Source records
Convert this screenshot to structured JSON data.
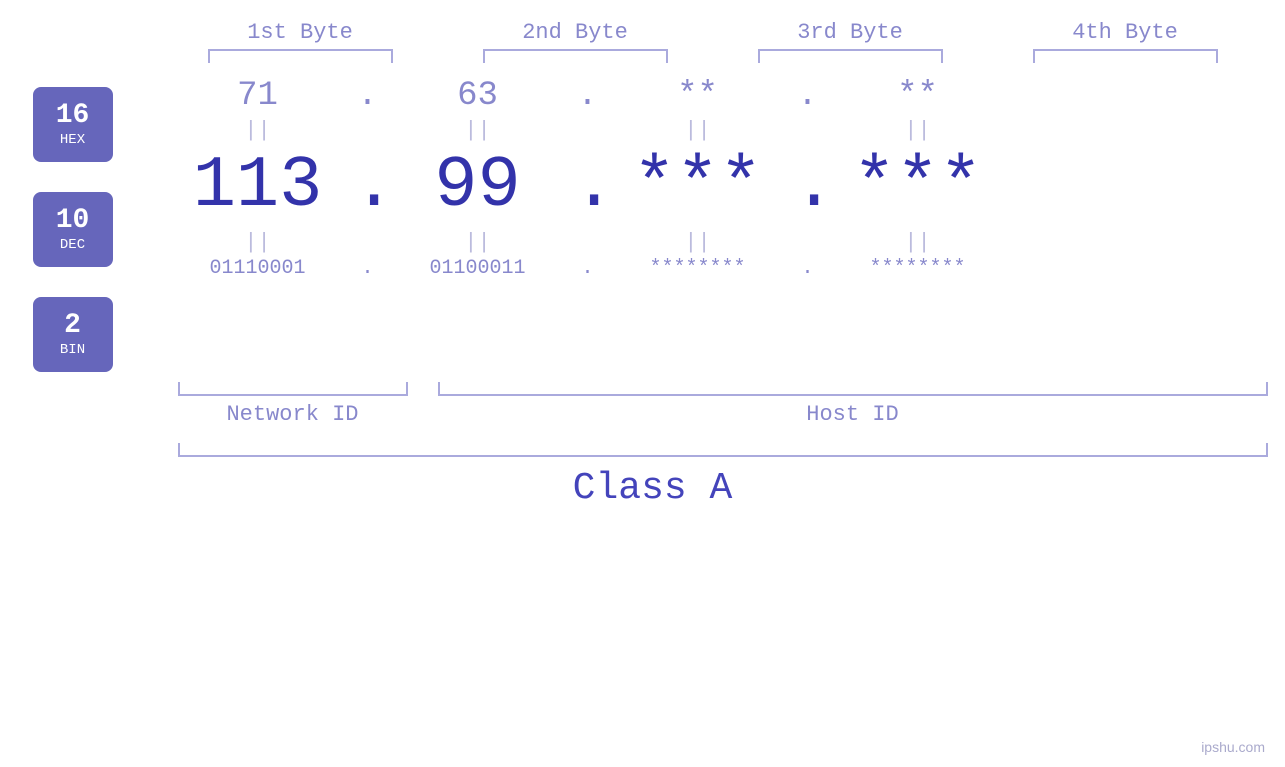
{
  "header": {
    "byte1_label": "1st Byte",
    "byte2_label": "2nd Byte",
    "byte3_label": "3rd Byte",
    "byte4_label": "4th Byte"
  },
  "badges": {
    "hex": {
      "number": "16",
      "label": "HEX"
    },
    "dec": {
      "number": "10",
      "label": "DEC"
    },
    "bin": {
      "number": "2",
      "label": "BIN"
    }
  },
  "ip": {
    "hex": [
      "71",
      "63",
      "**",
      "**"
    ],
    "dec": [
      "113.",
      "99.",
      "***.",
      "***"
    ],
    "bin": [
      "01110001.",
      "01100011.",
      "********.",
      "********"
    ],
    "dots": [
      ".",
      ".",
      ".",
      ""
    ]
  },
  "labels": {
    "network_id": "Network ID",
    "host_id": "Host ID",
    "class": "Class A"
  },
  "watermark": "ipshu.com"
}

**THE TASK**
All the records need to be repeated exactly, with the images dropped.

**EXERCISE RESPONSE**
Convert this screenshot to structured JSON data.
{
  "header": {
    "byte1_label": "1st Byte",
    "byte2_label": "2nd Byte",
    "byte3_label": "3rd Byte",
    "byte4_label": "4th Byte"
  },
  "badges": {
    "hex": {
      "number": "16",
      "label": "HEX"
    },
    "dec": {
      "number": "10",
      "label": "DEC"
    },
    "bin": {
      "number": "2",
      "label": "BIN"
    }
  },
  "ip": {
    "hex": [
      "71",
      "63",
      "**",
      "**"
    ],
    "dec": [
      "113.",
      "99.",
      "***.",
      "***"
    ],
    "bin": [
      "01110001.",
      "01100011.",
      "********.",
      "********"
    ],
    "dots": [
      ".",
      ".",
      ".",
      ""
    ]
  },
  "labels": {
    "network_id": "Network ID",
    "host_id": "Host ID",
    "class": "Class A"
  },
  "watermark": "ipshu.com"
}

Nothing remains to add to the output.